*INSTRUCTIONS FOR THE TASK*:
From the entries that follow, list every line in which the string "JSON" appears.
[Start of section]
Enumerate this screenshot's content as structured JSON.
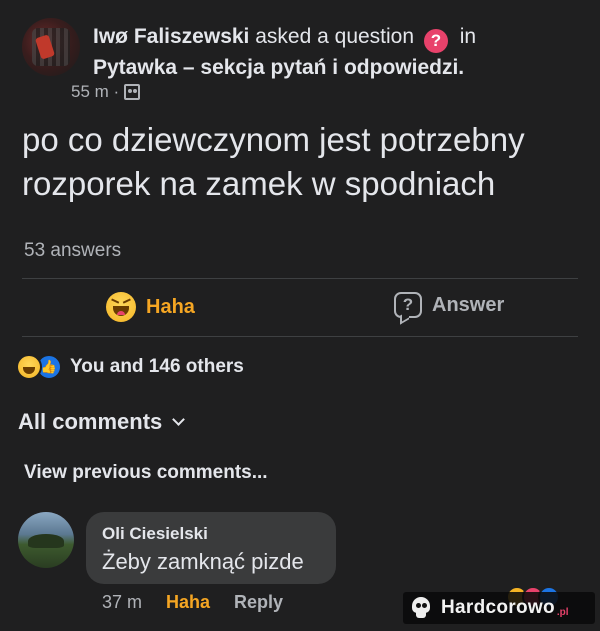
{
  "post": {
    "author": "Iwø Faliszewski",
    "action_text": "asked a question",
    "question_badge": "?",
    "in_text": "in",
    "group": "Pytawka – sekcja pytań i odpowiedzi.",
    "time": "55 m ·",
    "question": "po co dziewczynom jest potrzebny rozporek na zamek w spodniach",
    "answers_count": "53 answers"
  },
  "actions": {
    "haha_label": "Haha",
    "answer_label": "Answer",
    "answer_icon_glyph": "?"
  },
  "reactions": {
    "like_glyph": "👍",
    "summary": "You and 146 others"
  },
  "comments_section": {
    "filter_label": "All comments",
    "view_previous": "View previous comments..."
  },
  "comment": {
    "author": "Oli Ciesielski",
    "text": "Żeby zamknąć pizde",
    "time": "37 m",
    "haha_label": "Haha",
    "reply_label": "Reply"
  },
  "watermark": {
    "text": "Hardcorowo",
    "suffix": ".pl"
  },
  "colors": {
    "background": "#1f1f20",
    "haha_accent": "#f5a623",
    "badge": "#e8426b",
    "like_blue": "#1b74e4",
    "bubble": "#3a3b3c"
  }
}
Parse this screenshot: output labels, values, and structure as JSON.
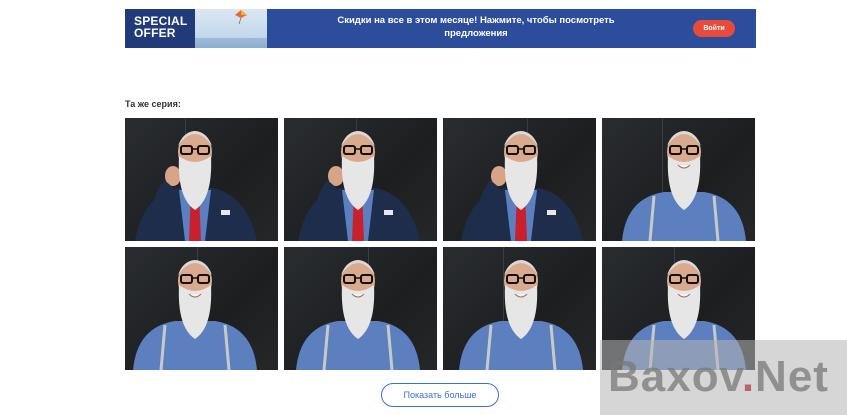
{
  "banner": {
    "badge": "SPECIAL\nOFFER",
    "text": "Скидки на все в этом месяце! Нажмите, чтобы посмотреть предложения",
    "button": "Войти"
  },
  "section": {
    "title": "Та же серия:"
  },
  "photos": [
    {
      "pose": "hand-on-mustache",
      "tie": true
    },
    {
      "pose": "hand-on-mustache",
      "tie": true
    },
    {
      "pose": "hand-on-mustache",
      "tie": true
    },
    {
      "pose": "smiling",
      "tie": false
    },
    {
      "pose": "smiling",
      "tie": false
    },
    {
      "pose": "smiling",
      "tie": false
    },
    {
      "pose": "smiling",
      "tie": false
    },
    {
      "pose": "smiling",
      "tie": false
    }
  ],
  "more_button": "Показать больше",
  "watermark": {
    "part1": "Baxov",
    "dot": ".",
    "part2": "Net"
  }
}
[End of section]
*ANSWER TO THIS EXERCISE*:
Enumerate this screenshot's content as structured JSON.
Parse this screenshot: output labels, values, and structure as JSON.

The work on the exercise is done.